From his 2011 letter: “As for the United States, as we have discussed many times before, if we thought the 2008/2009 great contraction was like any other recession the U.S. has experienced in the past 50 years, we would not be hedging today. However, we continue to worry that the North American economy may experience a time period like the U.S. in the 1930s and Japan since 1990, during which nominal GDP remains flat for ten plus years with many bouts of deflation. To combat the great contraction of 2008/2009, the U.S., as well as Europe and most countries in the world, went ‘all in’ with huge stimulus programs. They have no ammunition left now and austerity is the slogan of the day, worldwide!”
The market’s rally may have staved off or postponed his thesis unfolding. As of the end of the third quarter, Fairfax maintains short positions “against a potential decline in equity markets” in individual equities, the Russell 2000 index, the S&P 500 index and the S&P/TSX 60 index, it said in its third quarter report.
Watsa has been in a similar hedging-loss situation before that ended lucratively.
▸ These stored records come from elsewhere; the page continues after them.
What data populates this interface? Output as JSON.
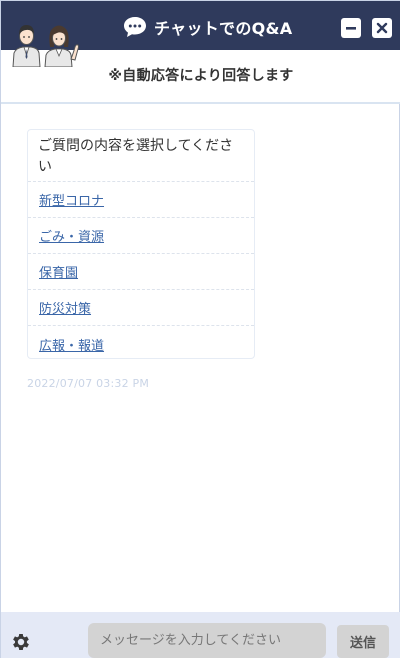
{
  "header": {
    "title": "チャットでのQ&A",
    "subtitle": "※自動応答により回答します"
  },
  "message": {
    "question": "ご質問の内容を選択してください",
    "options": [
      {
        "label": "新型コロナ"
      },
      {
        "label": "ごみ・資源"
      },
      {
        "label": "保育園"
      },
      {
        "label": "防災対策"
      },
      {
        "label": "広報・報道"
      }
    ],
    "timestamp": "2022/07/07 03:32 PM"
  },
  "footer": {
    "input_placeholder": "メッセージを入力してください",
    "send_label": "送信"
  },
  "colors": {
    "titlebar": "#2f3a5c",
    "footer": "#e4e9f6",
    "link": "#3a66a8"
  },
  "icons": {
    "chat": "chat-bubble-icon",
    "minimize": "minimize-icon",
    "close": "close-icon",
    "settings": "gear-icon",
    "staff": "staff-avatars-icon"
  }
}
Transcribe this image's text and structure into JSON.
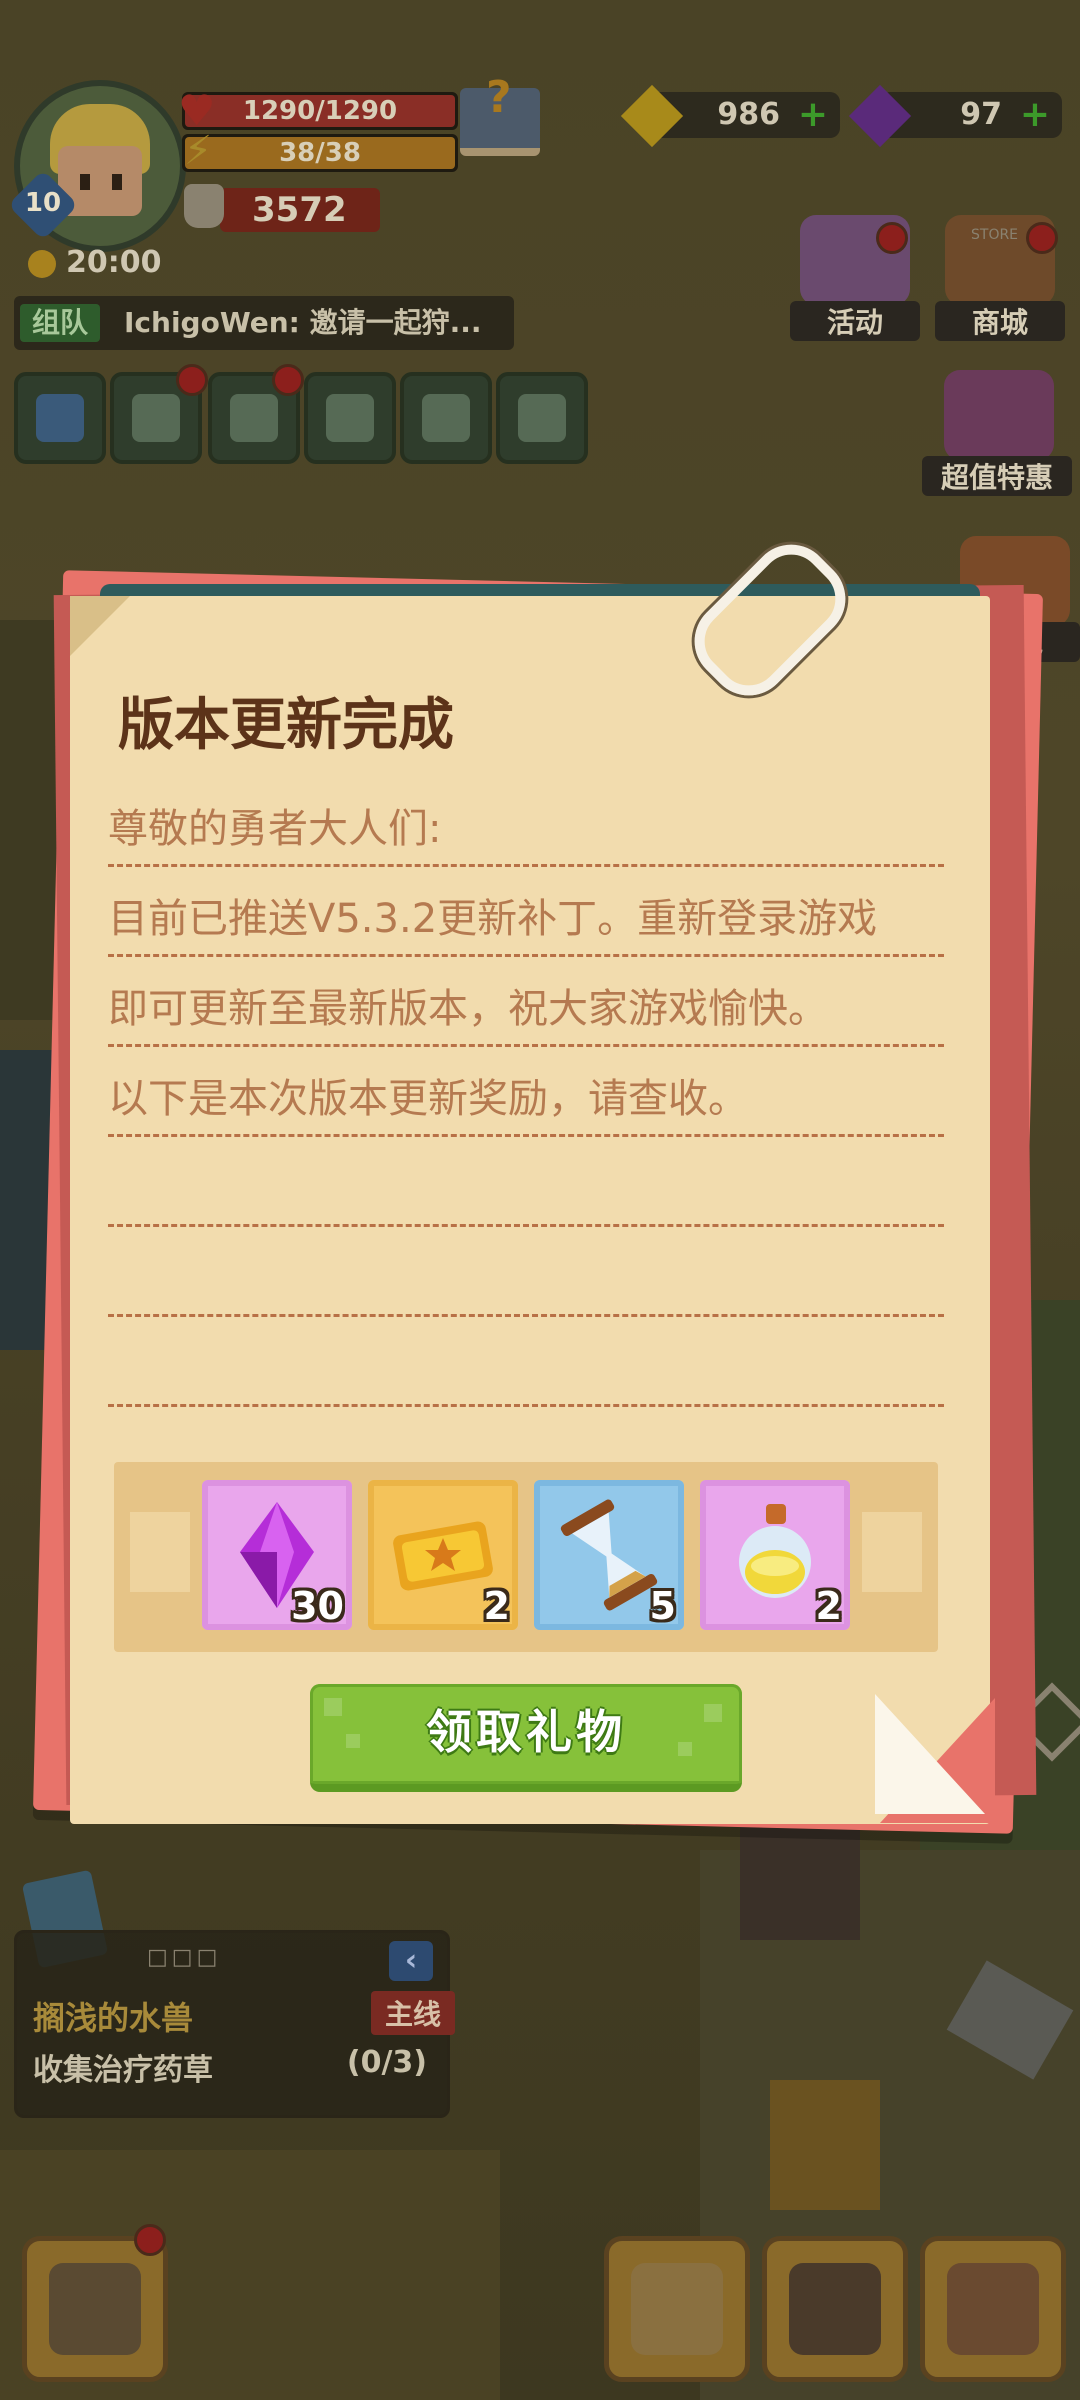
{
  "hud": {
    "level": "10",
    "hp": "1290/1290",
    "stamina": "38/38",
    "power": "3572",
    "timer": "20:00",
    "gold": "986",
    "gems": "97",
    "colors": {
      "hp": "#a3342c",
      "stamina": "#b7731e",
      "power": "#8e2a1e",
      "gold_icon": "#a88a1a",
      "gem_icon": "#6a2a8a"
    }
  },
  "chat": {
    "tag": "组队",
    "message": "IchigoWen: 邀请一起狩..."
  },
  "side_buttons": [
    {
      "label": "活动",
      "icon": "gift-box-icon"
    },
    {
      "label": "商城",
      "icon": "store-icon",
      "badge": "STORE"
    },
    {
      "label": "超值特惠",
      "icon": "special-offer-icon"
    },
    {
      "label": "礼包",
      "icon": "gift-pack-icon"
    }
  ],
  "toolbar_icons": [
    "expand-icon",
    "mail-icon",
    "friends-icon",
    "chat-icon",
    "map-icon",
    "notice-icon"
  ],
  "quest": {
    "title": "搁浅的水兽",
    "type": "主线",
    "task": "收集治疗药草",
    "progress": "(0/3)",
    "dots": "□□□"
  },
  "dialog": {
    "title": "版本更新完成",
    "lines": [
      "尊敬的勇者大人们:",
      "目前已推送V5.3.2更新补丁。重新登录游戏",
      "即可更新至最新版本，祝大家游戏愉快。",
      "以下是本次版本更新奖励，请查收。"
    ],
    "rewards": [
      {
        "icon": "purple-gem-icon",
        "count": "30",
        "bg": "#e9a6ec"
      },
      {
        "icon": "gold-ticket-icon",
        "count": "2",
        "bg": "#f4c35a"
      },
      {
        "icon": "hourglass-icon",
        "count": "5",
        "bg": "#92c8ea"
      },
      {
        "icon": "potion-icon",
        "count": "2",
        "bg": "#e9a6ec"
      }
    ],
    "claim_label": "领取礼物"
  }
}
In 2004, Fairfax held very conservative investment positioning that included hedging a significant amount of its common stock holdings to protect against an equity market decline. It led to an $81.5 million hedging loss and 6.3% return, but Watsa was wary of the environment.
The next year, the conservative investment position, combined with the effects of several hurricans and runoff losses, resulted in a record $498 million loss at Fairfax. Hedging resulted in a $148 million unrealized loss.
“We expect the unrealized losses from our hedges to be just that (i.e., unrealized) and at the end of the day we expect them to protect our portfolios from a 1 in 50 or 1 in 100 year event in the financial markets,” Watsa said in his 2005 letter.
Watsa turned out to be spot-on. When that event happened in 2007, Fairfax had the best year in its history.
“Our total investment portfolio had another excellent year in 2007 while we maintained and increased the protection we have built against a 1 in 50 or 1 in 100 year storm in the financial markets,” he said in his 2007 letter.
In 2007, he made $1.64 billion in total net gains, including unrealized gains and losses from his S&P 500 hedges and credit default swaps. The return that year was 14.4%.
Hedging results were even better in 2008. When all major stock markets had fallen about 50%, Fairfax reported a 16.4% return and total interest and dividend and net investment gains of $3.3 billion.
“While we are pleased that our forecast of ‘the seven lean years are over’ did come true, we much prefer the Noah principle, ‘Forecasting doesn’t count, building an ark does’!” Watsa said in 2008.
Time will tell if the markets have a downturn and his ark building pays off again.
All of Watsa’s top stock positions returned gains in the third quarter: Johnson & Johnson (NYSE:JNJ) (up 2%), Level 3 Communications (NYSE:LVLT) (up 4%), Resolute Forest Products (up 12%), Research In Motion (RIMM) (up 1.5% and down 48% year to date), U.S. Bancorp (NYSE:USB) (up 7%) and USG Corp. (NYSE:USG) (up 15% and up 148% year to date).
See Prem Watsa’s portfolio here. Also check out the undervalued Stocks, top growth companies and high yield stocks of Prem Watsa.